I'm calling the store Highlight which is the brand name that will expand to include Highlight Belgium, Highlight California, Highlight Japan, etc. For every country or region I would like to use a specific font, however I would like the word Highlight to always stay consistent.
A few questions for you.
1. Does the community have any recommendations on a source for regional specific fonts?
I'm designing a logo for a company called Future Textiles Ltd. To give you a little overview of who they are but without boring you too much, heres a brief description:
Newly founded knitted products company Future Textiles Ltd is planning a future in technical textiles and is already developing and manufacturing products for healthcare and personal protective equipment (PPE) applications.
Hello. My name is Gokko. i have a web site and just designed. Also it is already incomplete.
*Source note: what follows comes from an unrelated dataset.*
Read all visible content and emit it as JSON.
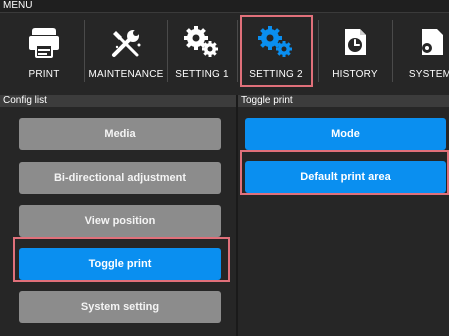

In index, below menus part, i have presentation area that done in Flash.
Now, i have to design a few banner/presentation/advert image. So, to use true fonts are very important. For days i am searching tutorial about this subject and finally i've found here. In this way i made a decision to ask to you.
İf you analyze that presentation area, you will see other image. But in new images i want to use font/typography much more.
What do you say ? What should i do ? How must i use a font and design planning ?
Organisers of the International Design Festival Design Attack invite designers to submit their proposals for the exhibition "Material of the Future", a part of the first edition of Design Attack Festival, which will be held in Krakow on 6-30 November 2010.
The subject of the exhibition Material of the Future will revolve around the evolution of materials considered to be the future - from plastic (first bakelites, tomofon, the first biodegradable materials, laminates AbetPrint) towards ecology, nanotechnologies, and hybrid composites. The exhibition will present works and projects of Polish and foreign designers interested in the issue of using new materials in 3d design.
I am new to this forum, but I have been reading and learning as an anonymous visitor for quite a while. Thank you, guys, for letting your awesome expertise be available to dilettantes like me!
Here's my first question:
Do any of you know any good examples of the use of Compacta. I recently used it for a project, after having researched which font to use for a few months, and can't entirely stop. Here's what triggered my use of the font, a cover I spotted while the camera trucked over a magazine rack in Jean-Luc Godard's "Sympathy for the Devil" (1968).
Is there a reference that explains italic/oblique letterforms in a similar way to Karen Cheng's Designing Type? I'm looking for a book that at least shows axial stresses, relative proportions, and some width measurements to compare. Haven't had any luck in finding even something close to this, and feel like it'd be really helpful. (hopefully the information isn't in some out of print volume…)
Im new to this forum, so a quick hello!
I'm about to undertake a redesign of a well loved Australian bodyboarding magazine.
We are currently using Helvetica Neue as body copy, Corporate SQ for captions and Folio's.
I am looking to find a typeface that is contemporary, clean, and legible. Our core reader group is aged 15 - 25 with that age increasing over the last few years. The magazine is youth oriented, fun, exciting and has been at the top of the genre for just over 20 years.
In my opinion, serif fonts are the best for body copy, but i was wondering if there was a classy sans-serif font that would do the job nicely. the magazine still has to be relevant to the youth market, but i wish to add a touch of class and sophistication to the mag.